One of the most impactful parts of my work is being able to witness young people who identify themselves as changemakers sharing their superpower with others. ‘Giving people the power to give – is the greatest gift that any young person can share with others. Ashoka and Ashoka Young Changemakers are looking to find young people (and supportive parents, educators, communities) to stand up and be the early adopters of the ‘Everyone a Changemaker’ culture in their educational institutions and/or their communities. These young changemaker pioneers will share the gift of being a changemaker with their team members. They are so critical in tipping the culture of their school so that being a changemaker becomes the new norm.

5. How did your dissertation work and time at FSU impact or prepare you for your career?

My dissertation work explored the role of communication for social change, particularly in the economic empowerment of underserved women in India. It was the guiding compass for my career. My time at FSU pursuing my doctoral work helped me develop my critical thinking ability, learning how to work collaboratively, evaluating existing narratives & literature to synthesize and present new perspectives. The faculty at the College of Communication and Information Studies ensured we had the opportunity to learn from diverse perspectives and always encouraged us to explore research areas that we were truly interested in. The classes I undertook as part of my coursework, the emphasis on research, publishing, and presenting at conferences played a key role in developing me as a professional. Since I was miles away from home and family in India, the relationships I built and the enriching conversations I had with our faculty and peers from all across the world left a lasting impact on me and were key in helping me thrive during my time at FSU.

My advisor, Dr. Stephen McDowell was such a great support both personally and professionally. He encouraged and guided me in deepening my interest in the problems that I wanted to explore. My doctoral committee particularly ensured that my doctoral work was in alignment with my career goals and ambitions which was extremely helpful. In fact, what I have done with my career is a reflection of my doctoral work to a great extent.

“Dr. Nair has shown a long-term commitment to positive social change, prior to coming to FSU, in her doctoral work exploring economic empowerment programs for women in India, and in her career,” says Dr. McDowell. “Her leadership in supporting young social entrepreneurs at Ashoka makes an important contribution to communities and society.

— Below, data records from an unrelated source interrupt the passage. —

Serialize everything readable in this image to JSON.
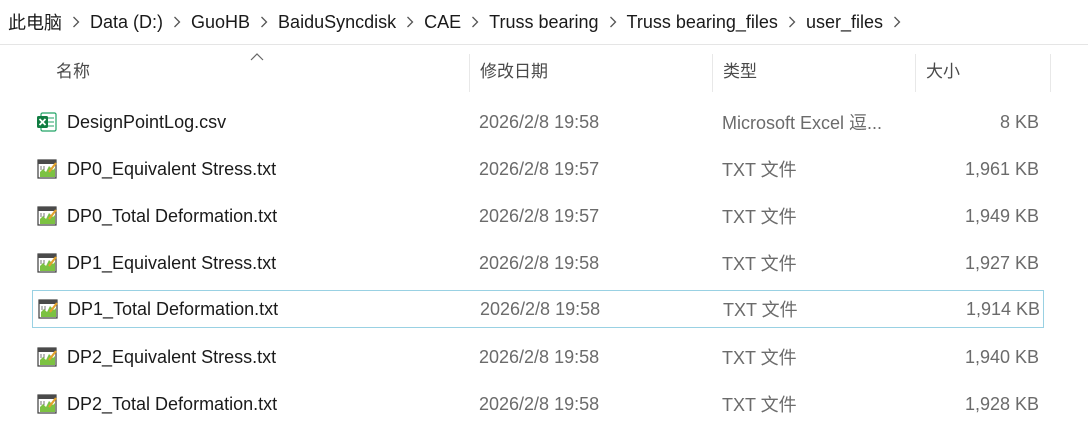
{
  "breadcrumb": [
    "此电脑",
    "Data (D:)",
    "GuoHB",
    "BaiduSyncdisk",
    "CAE",
    "Truss bearing",
    "Truss bearing_files",
    "user_files"
  ],
  "columns": {
    "name": "名称",
    "date": "修改日期",
    "type": "类型",
    "size": "大小"
  },
  "sort": {
    "column": "name",
    "direction": "ascending",
    "icon": "chevron-up-icon"
  },
  "files": [
    {
      "name": "DesignPointLog.csv",
      "date": "2026/2/8 19:58",
      "type": "Microsoft Excel 逗...",
      "size": "8 KB",
      "icon": "excel-file-icon"
    },
    {
      "name": "DP0_Equivalent Stress.txt",
      "date": "2026/2/8 19:57",
      "type": "TXT 文件",
      "size": "1,961 KB",
      "icon": "text-file-icon"
    },
    {
      "name": "DP0_Total Deformation.txt",
      "date": "2026/2/8 19:57",
      "type": "TXT 文件",
      "size": "1,949 KB",
      "icon": "text-file-icon"
    },
    {
      "name": "DP1_Equivalent Stress.txt",
      "date": "2026/2/8 19:58",
      "type": "TXT 文件",
      "size": "1,927 KB",
      "icon": "text-file-icon"
    },
    {
      "name": "DP1_Total Deformation.txt",
      "date": "2026/2/8 19:58",
      "type": "TXT 文件",
      "size": "1,914 KB",
      "icon": "text-file-icon",
      "focused": true
    },
    {
      "name": "DP2_Equivalent Stress.txt",
      "date": "2026/2/8 19:58",
      "type": "TXT 文件",
      "size": "1,940 KB",
      "icon": "text-file-icon"
    },
    {
      "name": "DP2_Total Deformation.txt",
      "date": "2026/2/8 19:58",
      "type": "TXT 文件",
      "size": "1,928 KB",
      "icon": "text-file-icon"
    }
  ],
  "colors": {
    "focus_border": "#99d1e3",
    "excel_green": "#107c41"
  }
}
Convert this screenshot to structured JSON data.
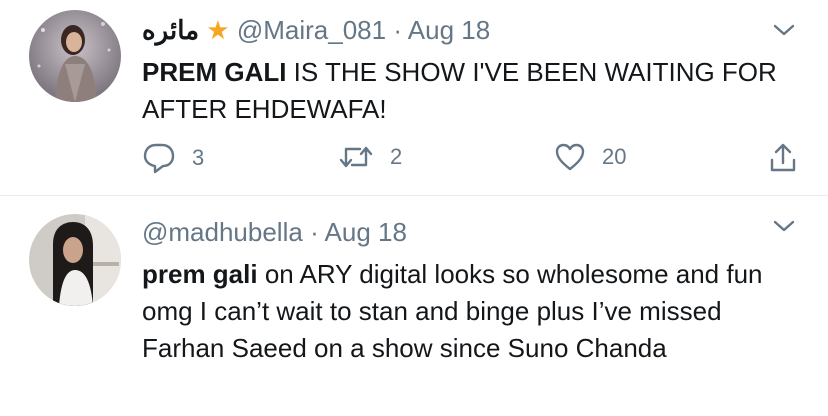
{
  "tweets": [
    {
      "display_name": "مائره",
      "display_name_emoji": "★",
      "handle": "@Maira_081",
      "separator": "·",
      "date": "Aug 18",
      "text_strong": "PREM GALI",
      "text_rest": " IS THE SHOW I'VE BEEN WAITING FOR AFTER EHDEWAFA!",
      "replies": "3",
      "retweets": "2",
      "likes": "20"
    },
    {
      "handle": "@madhubella",
      "separator": "·",
      "date": "Aug 18",
      "text_strong": "prem gali",
      "text_rest": " on ARY digital looks so wholesome and fun omg I can’t wait to stan and binge plus I’ve missed Farhan Saeed on a show since Suno Chanda"
    }
  ],
  "colors": {
    "text": "#14171a",
    "muted": "#657786",
    "divider": "#e6ecf0"
  },
  "icons": [
    "reply-icon",
    "retweet-icon",
    "like-icon",
    "share-icon",
    "chevron-down-icon"
  ]
}
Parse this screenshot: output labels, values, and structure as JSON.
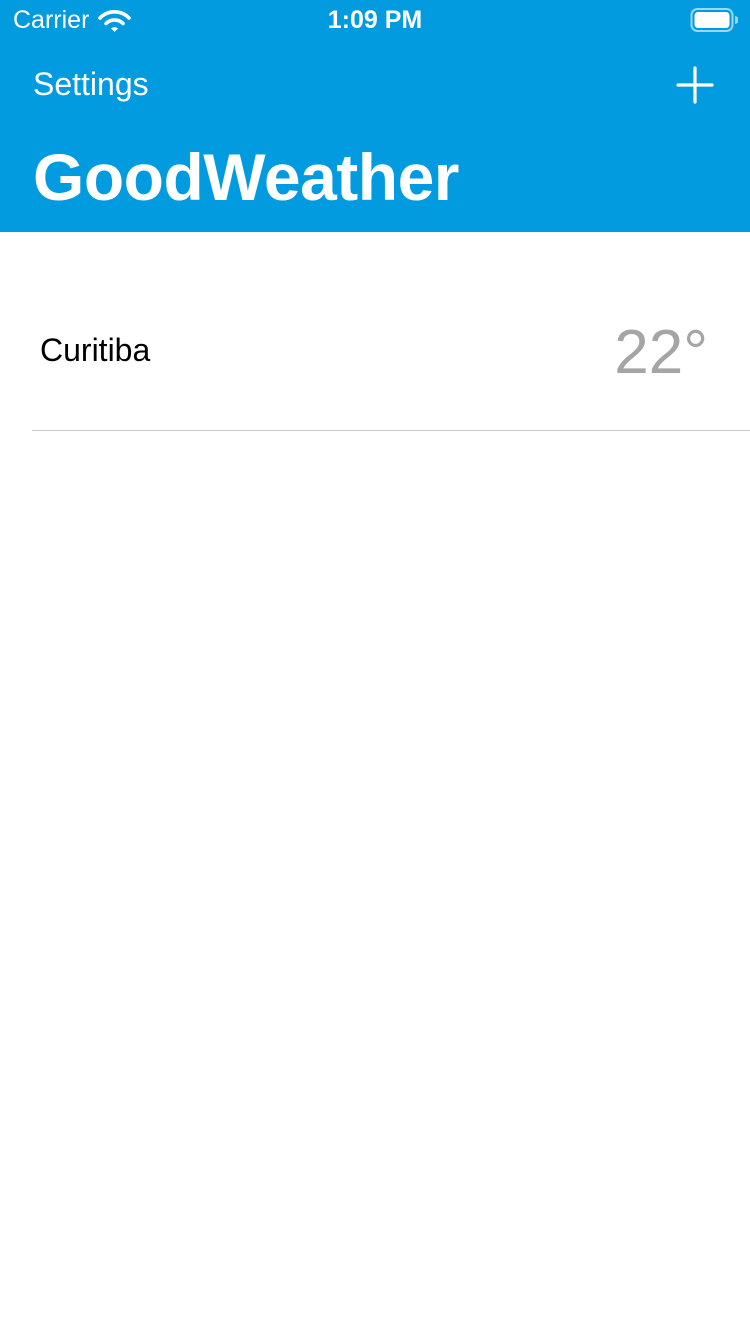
{
  "status_bar": {
    "carrier": "Carrier",
    "time": "1:09 PM",
    "wifi_icon": "wifi-icon",
    "battery_icon": "battery-icon"
  },
  "nav": {
    "left_button": "Settings",
    "right_button_icon": "plus-icon",
    "title": "GoodWeather"
  },
  "list": {
    "rows": [
      {
        "city": "Curitiba",
        "temperature": "22°"
      }
    ]
  },
  "colors": {
    "header_background": "#039be0",
    "header_text": "#ffffff",
    "temperature_text": "#a5a5a5",
    "divider": "#c8c8c8"
  }
}
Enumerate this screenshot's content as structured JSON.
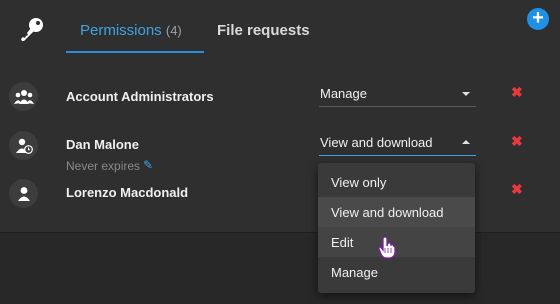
{
  "tabs": {
    "permissions_label": "Permissions",
    "permissions_count": "(4)",
    "file_requests_label": "File requests"
  },
  "header": {
    "add_symbol": "+"
  },
  "rows": [
    {
      "name": "Account Administrators",
      "permission": "Manage"
    },
    {
      "name": "Dan Malone",
      "permission": "View and download",
      "expiry": "Never expires"
    },
    {
      "name": "Lorenzo Macdonald"
    }
  ],
  "menu": {
    "options": [
      "View only",
      "View and download",
      "Edit",
      "Manage"
    ],
    "selected": "View and download",
    "hovered": "Edit"
  },
  "remove_symbol": "✖",
  "colors": {
    "accent": "#3fa3e3",
    "danger": "#e83a3a",
    "add": "#1e90e6"
  },
  "icons": [
    "key-icon",
    "add-icon",
    "group-icon",
    "user-clock-icon",
    "user-icon",
    "pencil-icon",
    "remove-icon",
    "hand-cursor-icon"
  ]
}
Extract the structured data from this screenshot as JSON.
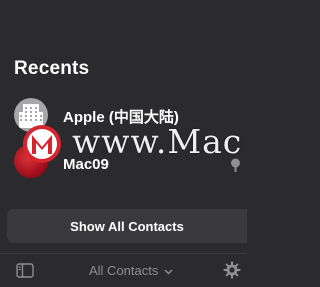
{
  "recents": {
    "title": "Recents",
    "contacts": [
      {
        "name": "Apple (中国大陆)",
        "avatar": "building-icon"
      },
      {
        "name": "Mac09",
        "avatar": "red-sphere-avatar"
      }
    ]
  },
  "watermark": {
    "text": "www.Mac"
  },
  "show_all_label": "Show All Contacts",
  "toolbar": {
    "filter_label": "All Contacts",
    "sidebar_icon": "sidebar-icon",
    "filter_icon": "chevron-down-icon",
    "gear_icon": "gear-icon"
  },
  "colors": {
    "background": "#2b2b2e",
    "button_bg": "#3a3a3d",
    "muted_text": "#8e8e93",
    "watermark_red": "#d6252e"
  }
}
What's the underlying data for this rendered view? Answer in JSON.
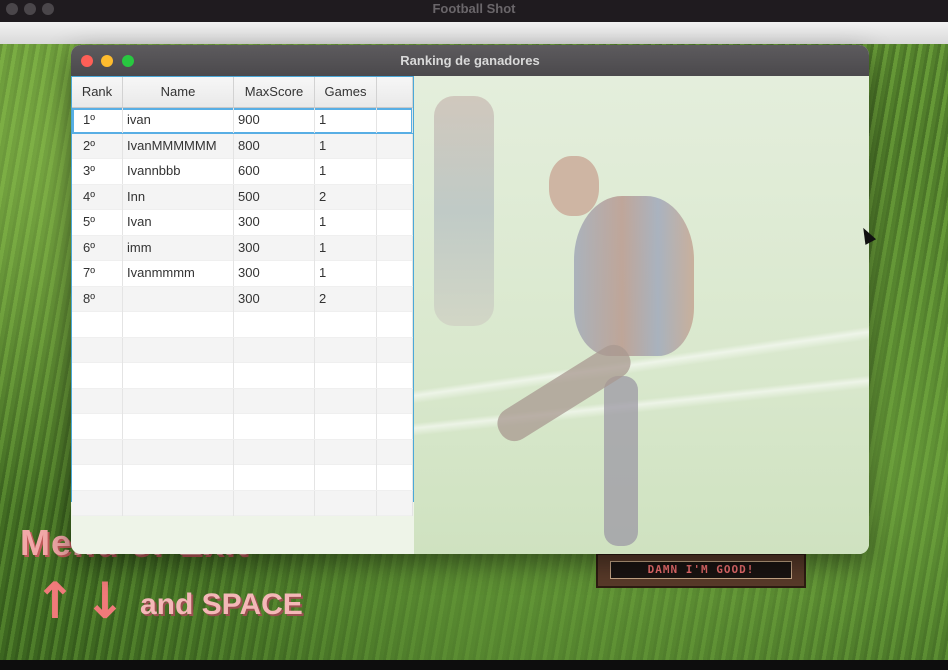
{
  "outer_window": {
    "title": "Football Shot"
  },
  "game": {
    "menu_text": "Menu or Exit",
    "arrow_up": "↑",
    "arrow_down": "↓",
    "controls_text": "and SPACE",
    "banner_text": "DAMN I'M GOOD!"
  },
  "ranking_window": {
    "title": "Ranking de ganadores",
    "columns": [
      "Rank",
      "Name",
      "MaxScore",
      "Games"
    ],
    "rows": [
      {
        "rank": "1º",
        "name": "ivan",
        "max_score": "900",
        "games": "1"
      },
      {
        "rank": "2º",
        "name": "IvanMMMMMM",
        "max_score": "800",
        "games": "1"
      },
      {
        "rank": "3º",
        "name": "Ivannbbb",
        "max_score": "600",
        "games": "1"
      },
      {
        "rank": "4º",
        "name": "Inn",
        "max_score": "500",
        "games": "2"
      },
      {
        "rank": "5º",
        "name": "Ivan",
        "max_score": "300",
        "games": "1"
      },
      {
        "rank": "6º",
        "name": "imm",
        "max_score": "300",
        "games": "1"
      },
      {
        "rank": "7º",
        "name": "Ivanmmmm",
        "max_score": "300",
        "games": "1"
      },
      {
        "rank": "8º",
        "name": "",
        "max_score": "300",
        "games": "2"
      }
    ],
    "selected_row": 0
  }
}
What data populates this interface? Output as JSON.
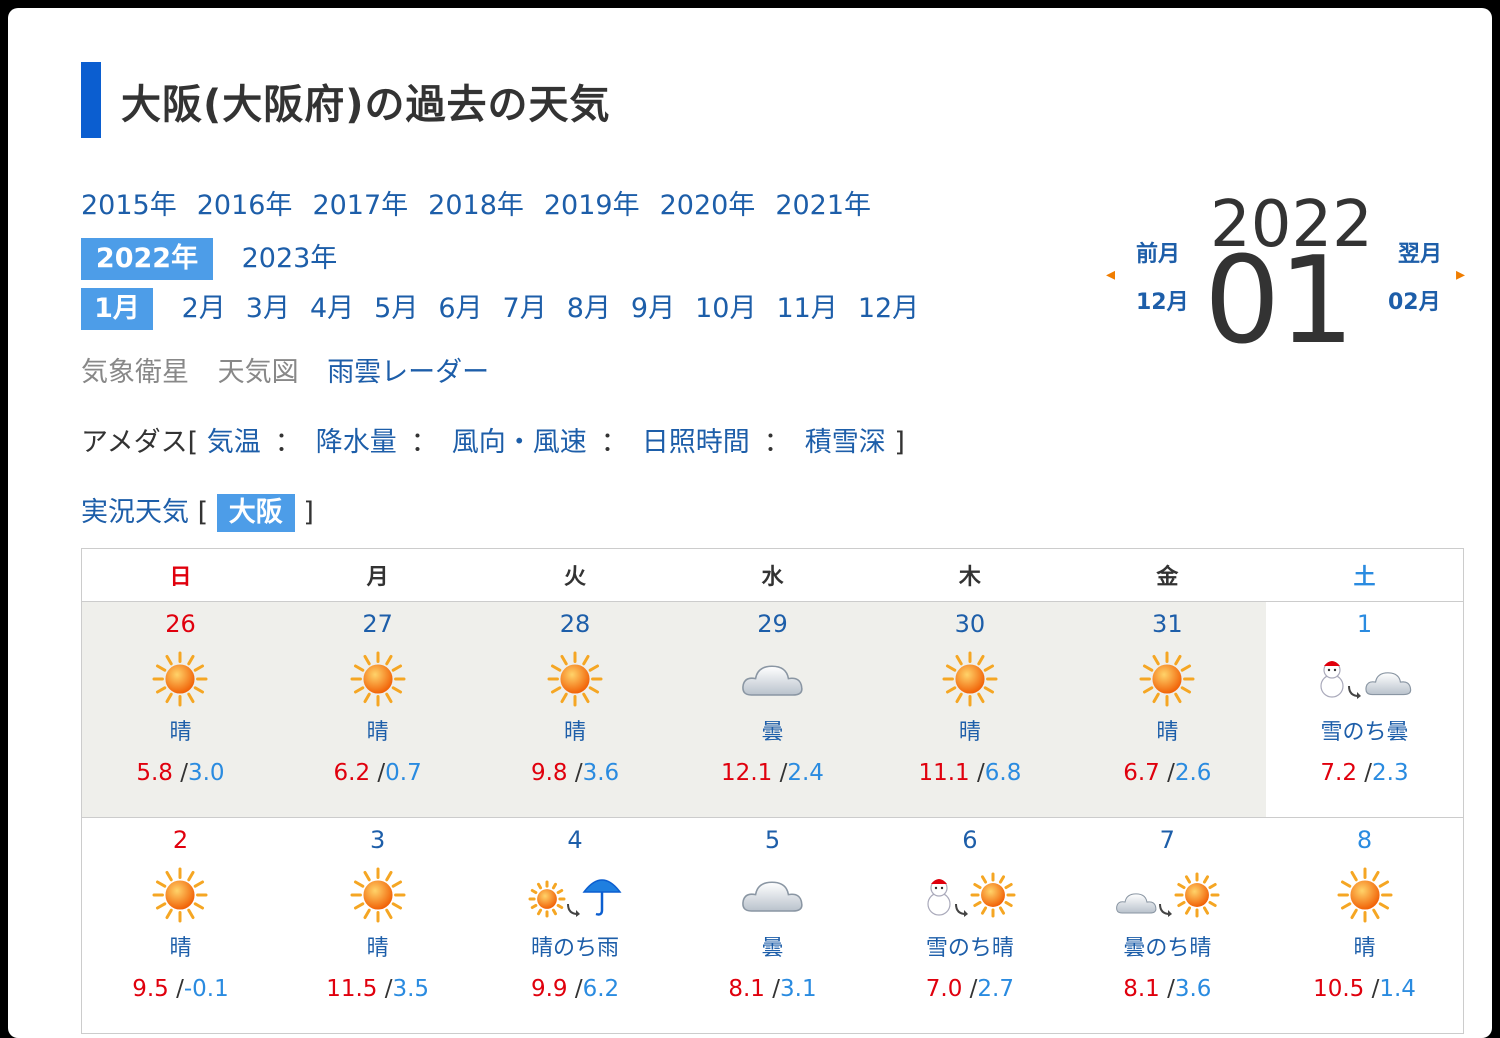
{
  "title": "大阪(大阪府)の過去の天気",
  "years": [
    "2015年",
    "2016年",
    "2017年",
    "2018年",
    "2019年",
    "2020年",
    "2021年"
  ],
  "years_row2_selected": "2022年",
  "years_row2_other": "2023年",
  "months_selected": "1月",
  "months": [
    "2月",
    "3月",
    "4月",
    "5月",
    "6月",
    "7月",
    "8月",
    "9月",
    "10月",
    "11月",
    "12月"
  ],
  "maps": {
    "satellite": "気象衛星",
    "weathermap": "天気図",
    "radar": "雨雲レーダー"
  },
  "amedas": {
    "prefix": "アメダス[",
    "items": [
      "気温",
      "降水量",
      "風向・風速",
      "日照時間",
      "積雪深"
    ],
    "sep": "：",
    "suffix": "]"
  },
  "jikkyo": {
    "label": "実況天気",
    "open": "[",
    "selected": "大阪",
    "close": "]"
  },
  "nav": {
    "year": "2022",
    "month": "01",
    "prev_label": "前月",
    "prev_month": "12月",
    "next_label": "翌月",
    "next_month": "02月",
    "arrow_color": "#f07d00"
  },
  "weekdays": [
    "日",
    "月",
    "火",
    "水",
    "木",
    "金",
    "土"
  ],
  "weeks": [
    [
      {
        "day": "26",
        "icon": "sun",
        "label": "晴",
        "hi": "5.8",
        "lo": "3.0",
        "prev": true
      },
      {
        "day": "27",
        "icon": "sun",
        "label": "晴",
        "hi": "6.2",
        "lo": "0.7",
        "prev": true
      },
      {
        "day": "28",
        "icon": "sun",
        "label": "晴",
        "hi": "9.8",
        "lo": "3.6",
        "prev": true
      },
      {
        "day": "29",
        "icon": "cloud",
        "label": "曇",
        "hi": "12.1",
        "lo": "2.4",
        "prev": true
      },
      {
        "day": "30",
        "icon": "sun",
        "label": "晴",
        "hi": "11.1",
        "lo": "6.8",
        "prev": true
      },
      {
        "day": "31",
        "icon": "sun",
        "label": "晴",
        "hi": "6.7",
        "lo": "2.6",
        "prev": true
      },
      {
        "day": "1",
        "icon": "snow-then-cloud",
        "label": "雪のち曇",
        "hi": "7.2",
        "lo": "2.3",
        "prev": false
      }
    ],
    [
      {
        "day": "2",
        "icon": "sun",
        "label": "晴",
        "hi": "9.5",
        "lo": "-0.1",
        "prev": false
      },
      {
        "day": "3",
        "icon": "sun",
        "label": "晴",
        "hi": "11.5",
        "lo": "3.5",
        "prev": false
      },
      {
        "day": "4",
        "icon": "sun-then-rain",
        "label": "晴のち雨",
        "hi": "9.9",
        "lo": "6.2",
        "prev": false
      },
      {
        "day": "5",
        "icon": "cloud",
        "label": "曇",
        "hi": "8.1",
        "lo": "3.1",
        "prev": false
      },
      {
        "day": "6",
        "icon": "snow-then-sun",
        "label": "雪のち晴",
        "hi": "7.0",
        "lo": "2.7",
        "prev": false
      },
      {
        "day": "7",
        "icon": "cloud-then-sun",
        "label": "曇のち晴",
        "hi": "8.1",
        "lo": "3.6",
        "prev": false
      },
      {
        "day": "8",
        "icon": "sun",
        "label": "晴",
        "hi": "10.5",
        "lo": "1.4",
        "prev": false
      }
    ]
  ],
  "colors": {
    "link": "#1d5ea9",
    "selected_bg": "#4d9de8",
    "title_bar": "#0b5ed0",
    "high": "#e0000d",
    "low": "#2a8be0"
  }
}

I applaud her focus and am very glad to have an ongoing connection with a great FSU alumna, Dr. Nair.”